POS (point of sale) malware is big business for cyber criminals. They use malicious software designed to steal payment data from checkout systems. They usually go after credit card data, either using it themselves or selling it on the dark web.
Traditionally, POS systems had to be infiltrated onsite, but POS malware is far more attractive for criminals because it drastically reduces the risk they need to take. Malware is implanted remotely, so criminals don’t even need to set foot on your premises. Once POS malware has entered your system, it will be able to hunt for and transmit data.
Why is the Hospitality Industry So at Risk?
All kinds of businesses can be attacked using POS malware, but those within the hospitality industry are extremely attractive.
Cyber criminals want access to the most lucrative information, and hospitality businesses tend to require just that sort of data. As well as credit cards, they tend to handle email addresses, physical address details, personal data, and even passport information, and all of that data can command a high price. What makes attacks even more likely is that POS systems used within the hospitality industry tend to be used frequently, and they often act as gateways to regional, national, or even global systems.

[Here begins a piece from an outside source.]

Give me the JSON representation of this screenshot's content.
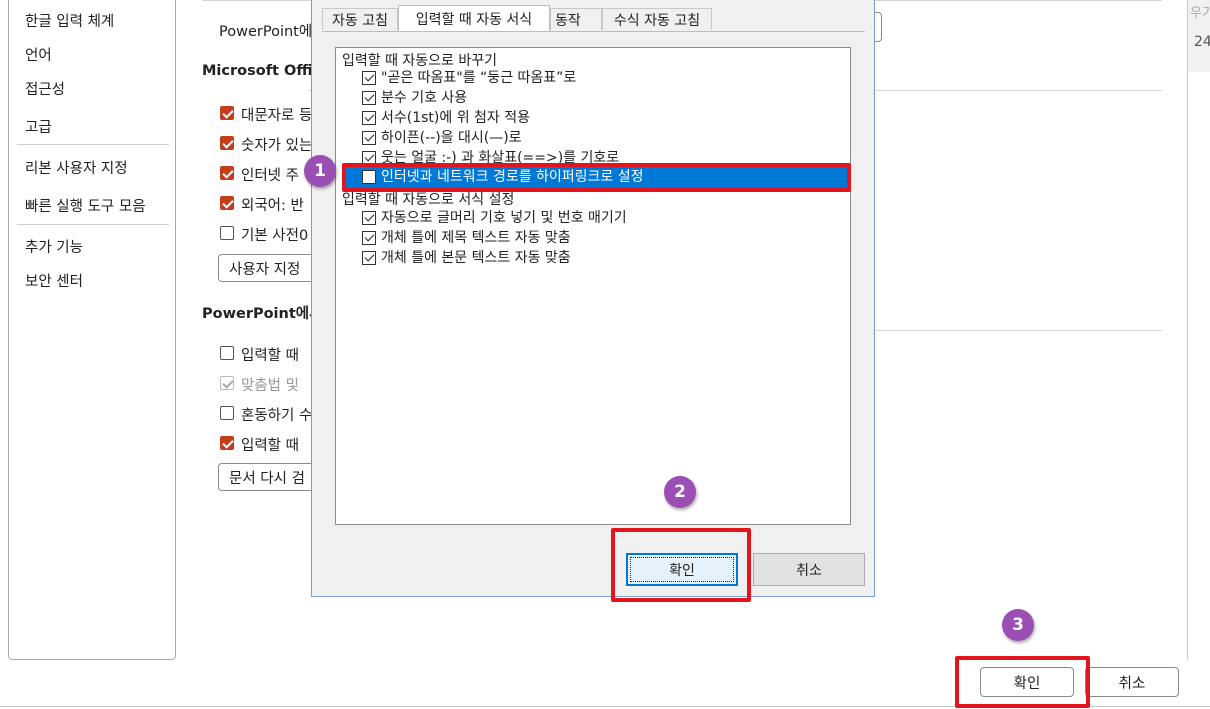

In the end, statistics speak louder than words, and research has shown that a staggering 74% of all hospitality industry cyberattacks involve POS intrusions.
How Can You Protect Against POS Malware?

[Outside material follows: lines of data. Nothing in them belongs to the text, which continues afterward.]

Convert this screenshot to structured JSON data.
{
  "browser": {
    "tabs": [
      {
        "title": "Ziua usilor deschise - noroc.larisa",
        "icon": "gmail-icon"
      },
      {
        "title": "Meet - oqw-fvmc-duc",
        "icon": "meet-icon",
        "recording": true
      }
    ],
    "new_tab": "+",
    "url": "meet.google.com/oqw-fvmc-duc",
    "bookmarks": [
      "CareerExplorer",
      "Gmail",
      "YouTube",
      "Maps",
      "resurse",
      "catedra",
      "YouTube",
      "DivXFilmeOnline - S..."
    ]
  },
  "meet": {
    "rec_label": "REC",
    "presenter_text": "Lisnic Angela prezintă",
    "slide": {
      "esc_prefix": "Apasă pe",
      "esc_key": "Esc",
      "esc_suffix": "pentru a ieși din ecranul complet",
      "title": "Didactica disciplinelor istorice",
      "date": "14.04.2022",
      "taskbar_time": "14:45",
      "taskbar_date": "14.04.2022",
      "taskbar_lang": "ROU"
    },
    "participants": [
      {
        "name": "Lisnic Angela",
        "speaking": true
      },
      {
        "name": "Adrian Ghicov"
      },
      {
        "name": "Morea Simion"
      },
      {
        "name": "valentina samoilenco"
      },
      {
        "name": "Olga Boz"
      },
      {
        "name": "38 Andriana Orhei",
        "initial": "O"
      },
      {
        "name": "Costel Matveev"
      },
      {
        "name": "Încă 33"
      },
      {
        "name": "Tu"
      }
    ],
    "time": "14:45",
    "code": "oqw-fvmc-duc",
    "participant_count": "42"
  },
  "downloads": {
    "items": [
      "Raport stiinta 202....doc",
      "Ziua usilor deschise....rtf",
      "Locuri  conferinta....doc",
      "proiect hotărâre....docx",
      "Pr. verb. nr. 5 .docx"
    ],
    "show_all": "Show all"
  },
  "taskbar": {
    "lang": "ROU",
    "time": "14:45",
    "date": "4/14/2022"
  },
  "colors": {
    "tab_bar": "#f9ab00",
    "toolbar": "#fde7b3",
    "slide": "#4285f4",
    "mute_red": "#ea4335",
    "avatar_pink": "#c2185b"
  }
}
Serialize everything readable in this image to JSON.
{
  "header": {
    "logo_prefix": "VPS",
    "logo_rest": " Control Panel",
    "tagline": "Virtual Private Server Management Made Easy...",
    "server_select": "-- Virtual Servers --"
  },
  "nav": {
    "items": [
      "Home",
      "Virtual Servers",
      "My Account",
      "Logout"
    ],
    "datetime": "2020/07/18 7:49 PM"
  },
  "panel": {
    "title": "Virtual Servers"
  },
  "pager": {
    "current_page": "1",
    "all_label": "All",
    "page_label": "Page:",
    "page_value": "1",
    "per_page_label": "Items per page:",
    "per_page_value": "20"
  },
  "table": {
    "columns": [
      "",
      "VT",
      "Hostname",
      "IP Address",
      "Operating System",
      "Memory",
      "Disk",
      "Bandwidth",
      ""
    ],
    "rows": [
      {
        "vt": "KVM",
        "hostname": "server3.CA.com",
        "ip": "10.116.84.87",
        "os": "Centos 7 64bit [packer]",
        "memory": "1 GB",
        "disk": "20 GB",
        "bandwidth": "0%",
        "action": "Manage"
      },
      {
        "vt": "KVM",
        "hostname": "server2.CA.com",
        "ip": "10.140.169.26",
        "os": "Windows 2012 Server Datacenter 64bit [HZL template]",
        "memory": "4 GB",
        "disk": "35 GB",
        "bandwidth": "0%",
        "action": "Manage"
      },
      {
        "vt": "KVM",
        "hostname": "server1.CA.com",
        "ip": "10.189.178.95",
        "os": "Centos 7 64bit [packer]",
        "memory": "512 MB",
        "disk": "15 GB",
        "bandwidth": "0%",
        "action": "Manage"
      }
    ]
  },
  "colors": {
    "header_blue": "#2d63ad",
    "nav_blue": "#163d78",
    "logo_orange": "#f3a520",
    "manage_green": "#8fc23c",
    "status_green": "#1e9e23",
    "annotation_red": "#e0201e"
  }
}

Working with a dedicated IT security support provider goes a long way towards protecting your business against POS malware. The most important service they’ll provide is remote monitoring of your systems. That means that any suspicious traffic will be recorded, so POS attacks should be uncovered quickly.
IT professionals will be able to provide end-to-end encryption. Even if POS malware succeeds in stealing information, the data itself will be impossible for malicious readers to read. Finally, they will make sure that your POS software is always up to date with the latest patches, which will have been configured to protect against known POS malware.